My first thought was to wonder if these were all toys she just acquired, or ones she was just assembled to show off for the photo opportunity. Then I realized that is a (slightly sad) warm-climate, outdoor Christmas tree, so it must be a sunny west coast Christmas Day. It is quite a haul! There is a total of five baby dolls if you include the ones in the carriage. (Perhaps the carriage is new and the dolls prior occupants? Hard to say, but five dolls in one Christmas does seem extraordinary. Like adopting an entire family at once.) In addition to this nice Felix there is what appears to be a book which (when I blow this up very large I can see) is The Three Bears, although the other titles are lost to me. The interesting scooter to the right, but doesn’t seem to belong to this pile of new toy plunder.

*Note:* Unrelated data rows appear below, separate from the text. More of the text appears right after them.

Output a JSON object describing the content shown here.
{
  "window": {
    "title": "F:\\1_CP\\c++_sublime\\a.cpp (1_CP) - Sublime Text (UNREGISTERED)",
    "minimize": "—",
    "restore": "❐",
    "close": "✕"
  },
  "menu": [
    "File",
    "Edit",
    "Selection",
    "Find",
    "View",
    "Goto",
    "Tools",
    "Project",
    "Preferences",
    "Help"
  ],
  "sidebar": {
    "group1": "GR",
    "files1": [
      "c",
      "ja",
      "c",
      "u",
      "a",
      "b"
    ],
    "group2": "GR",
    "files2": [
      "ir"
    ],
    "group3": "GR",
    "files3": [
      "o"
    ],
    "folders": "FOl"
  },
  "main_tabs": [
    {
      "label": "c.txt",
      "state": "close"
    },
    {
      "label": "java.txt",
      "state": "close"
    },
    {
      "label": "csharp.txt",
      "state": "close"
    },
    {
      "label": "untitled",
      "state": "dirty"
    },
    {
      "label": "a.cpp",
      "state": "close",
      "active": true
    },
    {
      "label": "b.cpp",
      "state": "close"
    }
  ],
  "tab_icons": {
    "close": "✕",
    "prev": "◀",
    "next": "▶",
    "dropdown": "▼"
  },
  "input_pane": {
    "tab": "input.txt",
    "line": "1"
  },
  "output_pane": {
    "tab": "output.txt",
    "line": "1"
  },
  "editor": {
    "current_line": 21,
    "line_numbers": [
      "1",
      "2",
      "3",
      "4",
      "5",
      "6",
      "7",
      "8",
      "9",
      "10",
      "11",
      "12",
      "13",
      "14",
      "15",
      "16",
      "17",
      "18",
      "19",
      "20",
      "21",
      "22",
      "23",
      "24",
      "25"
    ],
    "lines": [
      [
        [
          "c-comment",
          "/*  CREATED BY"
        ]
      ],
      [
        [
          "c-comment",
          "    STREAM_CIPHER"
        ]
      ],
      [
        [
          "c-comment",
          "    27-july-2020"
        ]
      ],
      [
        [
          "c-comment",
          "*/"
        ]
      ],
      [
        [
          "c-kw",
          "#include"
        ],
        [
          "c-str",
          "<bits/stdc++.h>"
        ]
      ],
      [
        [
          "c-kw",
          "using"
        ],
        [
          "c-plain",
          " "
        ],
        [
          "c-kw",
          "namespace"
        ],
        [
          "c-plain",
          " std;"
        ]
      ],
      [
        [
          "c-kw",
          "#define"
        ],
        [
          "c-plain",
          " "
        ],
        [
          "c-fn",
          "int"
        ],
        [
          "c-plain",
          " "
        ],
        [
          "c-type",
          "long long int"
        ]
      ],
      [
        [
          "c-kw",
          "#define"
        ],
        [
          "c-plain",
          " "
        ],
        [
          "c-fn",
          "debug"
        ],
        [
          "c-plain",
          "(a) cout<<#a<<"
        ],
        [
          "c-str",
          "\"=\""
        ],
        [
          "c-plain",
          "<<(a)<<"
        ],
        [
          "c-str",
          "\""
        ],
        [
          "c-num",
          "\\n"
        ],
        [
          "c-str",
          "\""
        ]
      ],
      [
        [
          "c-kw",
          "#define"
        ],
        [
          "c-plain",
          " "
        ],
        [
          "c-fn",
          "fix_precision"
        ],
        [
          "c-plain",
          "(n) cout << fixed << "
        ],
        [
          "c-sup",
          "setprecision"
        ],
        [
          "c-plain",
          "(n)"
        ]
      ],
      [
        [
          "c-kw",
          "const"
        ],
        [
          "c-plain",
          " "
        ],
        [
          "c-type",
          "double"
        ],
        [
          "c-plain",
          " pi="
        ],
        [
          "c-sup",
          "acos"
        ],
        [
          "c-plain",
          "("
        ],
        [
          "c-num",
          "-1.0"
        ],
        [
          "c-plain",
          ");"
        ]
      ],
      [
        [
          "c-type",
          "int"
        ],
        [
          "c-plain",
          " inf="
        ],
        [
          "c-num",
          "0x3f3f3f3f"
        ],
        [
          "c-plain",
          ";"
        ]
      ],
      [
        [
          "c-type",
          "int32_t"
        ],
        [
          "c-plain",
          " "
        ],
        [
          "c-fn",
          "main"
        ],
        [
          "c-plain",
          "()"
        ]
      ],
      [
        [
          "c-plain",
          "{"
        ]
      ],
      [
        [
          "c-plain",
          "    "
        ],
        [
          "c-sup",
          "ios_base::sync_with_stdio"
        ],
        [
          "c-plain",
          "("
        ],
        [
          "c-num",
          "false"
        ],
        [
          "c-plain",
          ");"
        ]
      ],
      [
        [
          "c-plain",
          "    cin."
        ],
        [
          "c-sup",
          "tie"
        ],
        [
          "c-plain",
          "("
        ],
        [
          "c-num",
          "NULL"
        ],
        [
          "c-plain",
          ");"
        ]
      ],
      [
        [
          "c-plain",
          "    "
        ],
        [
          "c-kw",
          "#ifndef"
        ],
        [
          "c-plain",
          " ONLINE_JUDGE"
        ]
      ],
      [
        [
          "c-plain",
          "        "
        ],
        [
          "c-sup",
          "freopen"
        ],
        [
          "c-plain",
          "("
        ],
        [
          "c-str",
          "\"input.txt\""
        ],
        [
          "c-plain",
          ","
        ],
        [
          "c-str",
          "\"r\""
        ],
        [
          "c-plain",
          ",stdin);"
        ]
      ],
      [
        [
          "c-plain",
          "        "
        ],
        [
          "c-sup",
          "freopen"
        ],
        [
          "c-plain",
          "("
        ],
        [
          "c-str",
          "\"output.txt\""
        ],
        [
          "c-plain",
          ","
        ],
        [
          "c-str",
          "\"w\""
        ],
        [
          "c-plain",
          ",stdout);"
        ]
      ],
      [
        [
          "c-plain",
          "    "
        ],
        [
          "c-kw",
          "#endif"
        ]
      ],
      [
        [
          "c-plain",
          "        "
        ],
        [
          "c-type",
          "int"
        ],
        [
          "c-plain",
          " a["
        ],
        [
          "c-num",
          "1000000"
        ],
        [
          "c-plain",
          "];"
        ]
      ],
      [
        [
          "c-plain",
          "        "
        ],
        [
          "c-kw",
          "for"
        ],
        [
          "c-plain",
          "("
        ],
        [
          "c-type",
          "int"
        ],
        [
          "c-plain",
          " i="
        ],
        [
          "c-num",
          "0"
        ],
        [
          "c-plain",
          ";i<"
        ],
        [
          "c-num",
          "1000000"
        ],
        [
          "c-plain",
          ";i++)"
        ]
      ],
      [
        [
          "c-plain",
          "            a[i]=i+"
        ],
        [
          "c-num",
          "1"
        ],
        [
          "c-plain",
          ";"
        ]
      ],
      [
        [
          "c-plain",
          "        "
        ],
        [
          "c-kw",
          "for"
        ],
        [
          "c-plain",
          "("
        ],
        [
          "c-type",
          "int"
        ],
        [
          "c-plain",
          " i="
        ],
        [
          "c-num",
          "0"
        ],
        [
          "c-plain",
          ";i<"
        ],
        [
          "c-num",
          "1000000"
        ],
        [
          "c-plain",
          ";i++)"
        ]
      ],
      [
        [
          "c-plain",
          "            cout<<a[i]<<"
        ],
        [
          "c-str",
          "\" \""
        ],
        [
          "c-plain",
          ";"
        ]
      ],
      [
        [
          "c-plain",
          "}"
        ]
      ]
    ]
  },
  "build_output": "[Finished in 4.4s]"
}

Meanwhile, I like her neat print dress, bobbed hair and those annoying thick white tights that bag at the knees. (Even in the 1960’s my tights bagged at the knees. I feel old saying this, but kids today don’t know how good they have it now that we live in a time with superior elastic and tights and bathing suits that stay up.) She is displaying her toys nicely. This is a tidy yard too with its white fence, outbuilding and brick one just beyond.
I can remember the sort of extreme sense of well-being such a wonderful pile of toys infused me with at this age. Being one of three children, perhaps it was more pronounced on my birthday than Christmas – a day that belonged to me! I remember one birthday in particular when I was probably about ten. I was born in February and for whatever reason it seemed as though my family showered me in books and toys. In particular I remember a silver metal early version of the Flexible Flyer seemed to really put the cherry on it all. (Aptly named, that thing really could fly in the snow.) I really felt like the Queen of Everything. A large Barbie residence and car induced the same feeling one Christmas about that time. That’s what this photo reminds me of.
Pictorama readers well know that I still get a big rush out of toys, and in fact, I share below a photo you may remember from a prior post, a photo of my posing not unlike this little girl!
Me with an Aesop Fable acquisition